## [What this task involves]
Nothing but the text of the records belongs in your answer: repeat all of it exactly and leave out the images.

## [Source material]
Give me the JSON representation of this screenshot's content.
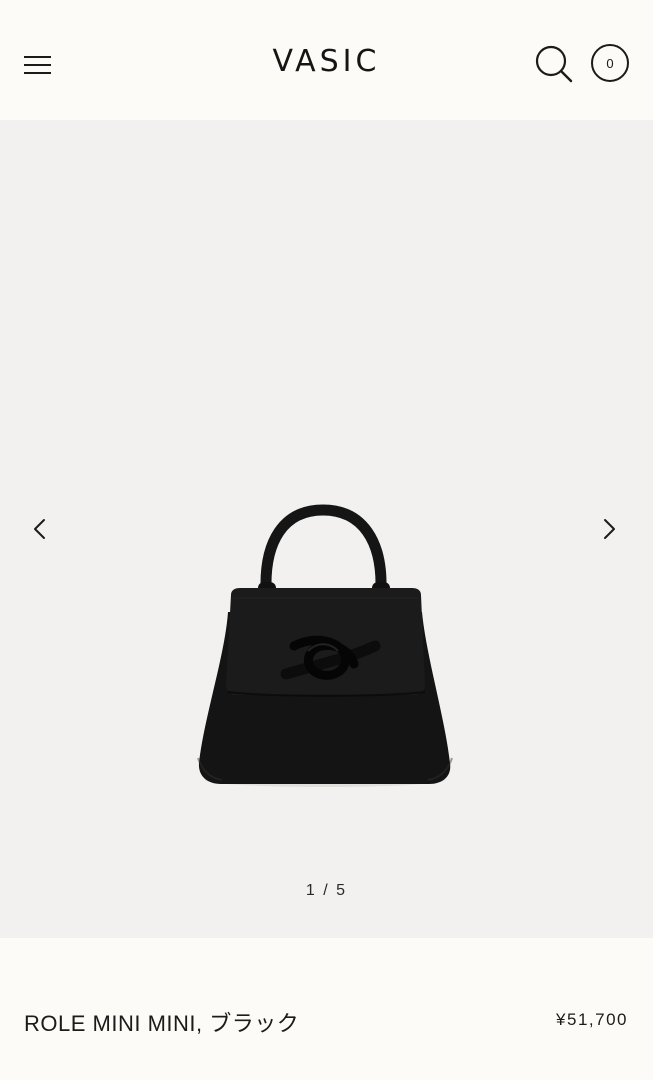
{
  "header": {
    "brand": "VASIC",
    "cart_count": "0",
    "icons": {
      "menu": "hamburger-menu-icon",
      "search": "search-icon",
      "cart": "cart-icon"
    }
  },
  "gallery": {
    "current": 1,
    "total": 5,
    "counter": "1 / 5",
    "prev_icon": "chevron-left-icon",
    "next_icon": "chevron-right-icon",
    "image": "black-handbag-product-image"
  },
  "product": {
    "name": "ROLE MINI MINI, ブラック",
    "price": "¥51,700"
  },
  "colors": {
    "background": "#fcfbf7",
    "gallery_background": "#f2f1ef",
    "text": "#1b1b1b",
    "bag": "#141414"
  }
}
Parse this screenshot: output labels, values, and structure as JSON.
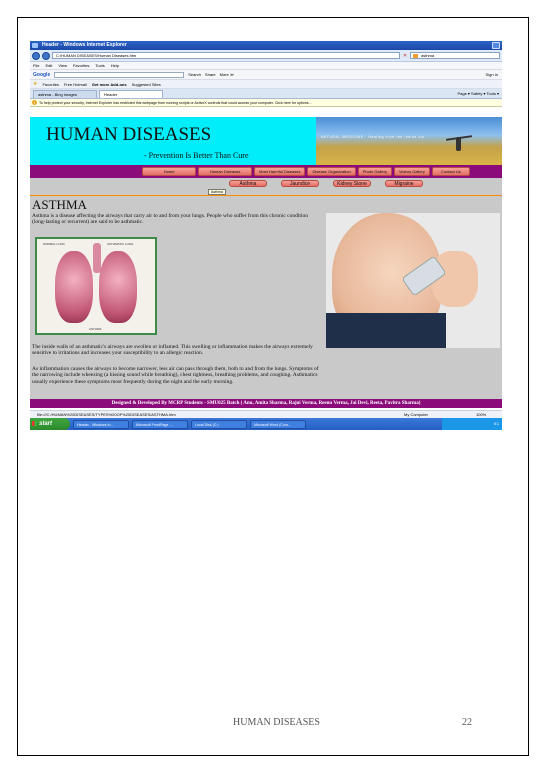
{
  "browser": {
    "window_title": "Header - Windows Internet Explorer",
    "address": "C:\\HUMAN DISEASES\\Human Diseases.htm",
    "search_query": "asthma",
    "menu": [
      "File",
      "Edit",
      "View",
      "Favorites",
      "Tools",
      "Help"
    ],
    "google_bar": {
      "logo": "Google",
      "search": "Search",
      "share": "Share",
      "more": "More ≫",
      "sign_in": "Sign In"
    },
    "favorites": {
      "label": "Favorites",
      "items": [
        "Free Hotmail",
        "Get more Add-ons",
        "Suggested Sites"
      ]
    },
    "tabs": [
      "asthma - Bing Images",
      "Header"
    ],
    "tab_tools": "Page ▾  Safety ▾  Tools ▾",
    "infobar": "To help protect your security, Internet Explorer has restricted this webpage from running scripts or ActiveX controls that could access your computer. Click here for options...",
    "status_url": "file:///C:/HUMAN%20DISEASES/TYPES%20OF%20DISEASES/ASTHMA.htm",
    "status_zone": "My Computer",
    "status_zoom": "100%"
  },
  "site": {
    "title": "HUMAN DISEASES",
    "subtitle": "- Prevention Is Better Than Cure",
    "banner_tagline": "NATURAL MEDICINE · Healing from the inside out",
    "menu": [
      "Home",
      "Human Diseases",
      "Most Harmful Diseases",
      "Disease Organization",
      "Photo Gallery",
      "Videos Gallery",
      "Contact Us"
    ],
    "submenu": [
      "Asthma",
      "Jaundice",
      "Kidney Stone",
      "Migraine"
    ],
    "tooltip": "Asthma",
    "heading": "ASTHMA",
    "para1": "Asthma is a disease affecting the airways that carry air to and from your lungs. People who suffer from this chronic condition (long-lasting or recurrent) are said to be asthmatic.",
    "lung_labels": {
      "normal": "NORMAL LUNG",
      "asthmatic": "ASTHMATIC LUNG",
      "caption": "ASTHMA"
    },
    "para2": "The inside walls of an asthmatic's airways are swollen or inflamed. This swelling or inflammation makes the airways extremely sensitive to irritations and increases your susceptibility to an allergic reaction.",
    "para3": "As inflammation causes the airways to become narrower, less air can pass through them, both to and from the lungs. Symptoms of the narrowing include wheezing (a hissing sound while breathing), chest tightness, breathing problems, and coughing. Asthmatics usually experience these symptoms most frequently during the night and the early morning.",
    "footer": "Designed & Developed By MCRP Students - SMU025 Batch ( Anu, Amita Sharma, Rajni Verma, Reenu Verma, Jai Devi, Reeta, Pavitra Sharma)"
  },
  "taskbar": {
    "start": "start",
    "items": [
      "Header - Windows In...",
      "Microsoft FrontPage -...",
      "Local Disk (C:)",
      "Microsoft Word (Com..."
    ],
    "clock": "5:1"
  },
  "document": {
    "footer_title": "HUMAN DISEASES",
    "page_number": "22"
  },
  "colors": {
    "banner": "#00eefa",
    "menu_bar": "#8b0b7a",
    "button": "#e46d64",
    "content_bg": "#c9c9c9"
  }
}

## [Answer to the exercise]
Give me the JSON representation of this screenshot's content.
{
  "header": {
    "brand": "VASIC",
    "cart_count": "0",
    "icons": {
      "menu": "hamburger-menu-icon",
      "search": "search-icon",
      "cart": "cart-icon"
    }
  },
  "gallery": {
    "current": 1,
    "total": 5,
    "counter": "1 / 5",
    "prev_icon": "chevron-left-icon",
    "next_icon": "chevron-right-icon",
    "image": "black-handbag-product-image"
  },
  "product": {
    "name": "ROLE MINI MINI, ブラック",
    "price": "¥51,700"
  },
  "colors": {
    "background": "#fcfbf7",
    "gallery_background": "#f2f1ef",
    "text": "#1b1b1b",
    "bag": "#141414"
  }
}
Parse this screenshot: output labels, values, and structure as JSON.
{
  "browser": {
    "window_title": "Header - Windows Internet Explorer",
    "address": "C:\\HUMAN DISEASES\\Human Diseases.htm",
    "search_query": "asthma",
    "menu": [
      "File",
      "Edit",
      "View",
      "Favorites",
      "Tools",
      "Help"
    ],
    "google_bar": {
      "logo": "Google",
      "search": "Search",
      "share": "Share",
      "more": "More ≫",
      "sign_in": "Sign In"
    },
    "favorites": {
      "label": "Favorites",
      "items": [
        "Free Hotmail",
        "Get more Add-ons",
        "Suggested Sites"
      ]
    },
    "tabs": [
      "asthma - Bing Images",
      "Header"
    ],
    "tab_tools": "Page ▾  Safety ▾  Tools ▾",
    "infobar": "To help protect your security, Internet Explorer has restricted this webpage from running scripts or ActiveX controls that could access your computer. Click here for options...",
    "status_url": "file:///C:/HUMAN%20DISEASES/TYPES%20OF%20DISEASES/ASTHMA.htm",
    "status_zone": "My Computer",
    "status_zoom": "100%"
  },
  "site": {
    "title": "HUMAN DISEASES",
    "subtitle": "- Prevention Is Better Than Cure",
    "banner_tagline": "NATURAL MEDICINE · Healing from the inside out",
    "menu": [
      "Home",
      "Human Diseases",
      "Most Harmful Diseases",
      "Disease Organization",
      "Photo Gallery",
      "Videos Gallery",
      "Contact Us"
    ],
    "submenu": [
      "Asthma",
      "Jaundice",
      "Kidney Stone",
      "Migraine"
    ],
    "tooltip": "Asthma",
    "heading": "ASTHMA",
    "para1": "Asthma is a disease affecting the airways that carry air to and from your lungs. People who suffer from this chronic condition (long-lasting or recurrent) are said to be asthmatic.",
    "lung_labels": {
      "normal": "NORMAL LUNG",
      "asthmatic": "ASTHMATIC LUNG",
      "caption": "ASTHMA"
    },
    "para2": "The inside walls of an asthmatic's airways are swollen or inflamed. This swelling or inflammation makes the airways extremely sensitive to irritations and increases your susceptibility to an allergic reaction.",
    "para3": "As inflammation causes the airways to become narrower, less air can pass through them, both to and from the lungs. Symptoms of the narrowing include wheezing (a hissing sound while breathing), chest tightness, breathing problems, and coughing. Asthmatics usually experience these symptoms most frequently during the night and the early morning.",
    "footer": "Designed & Developed By MCRP Students - SMU025 Batch ( Anu, Amita Sharma, Rajni Verma, Reenu Verma, Jai Devi, Reeta, Pavitra Sharma)"
  },
  "taskbar": {
    "start": "start",
    "items": [
      "Header - Windows In...",
      "Microsoft FrontPage -...",
      "Local Disk (C:)",
      "Microsoft Word (Com..."
    ],
    "clock": "5:1"
  },
  "document": {
    "footer_title": "HUMAN DISEASES",
    "page_number": "22"
  },
  "colors": {
    "banner": "#00eefa",
    "menu_bar": "#8b0b7a",
    "button": "#e46d64",
    "content_bg": "#c9c9c9"
  }
}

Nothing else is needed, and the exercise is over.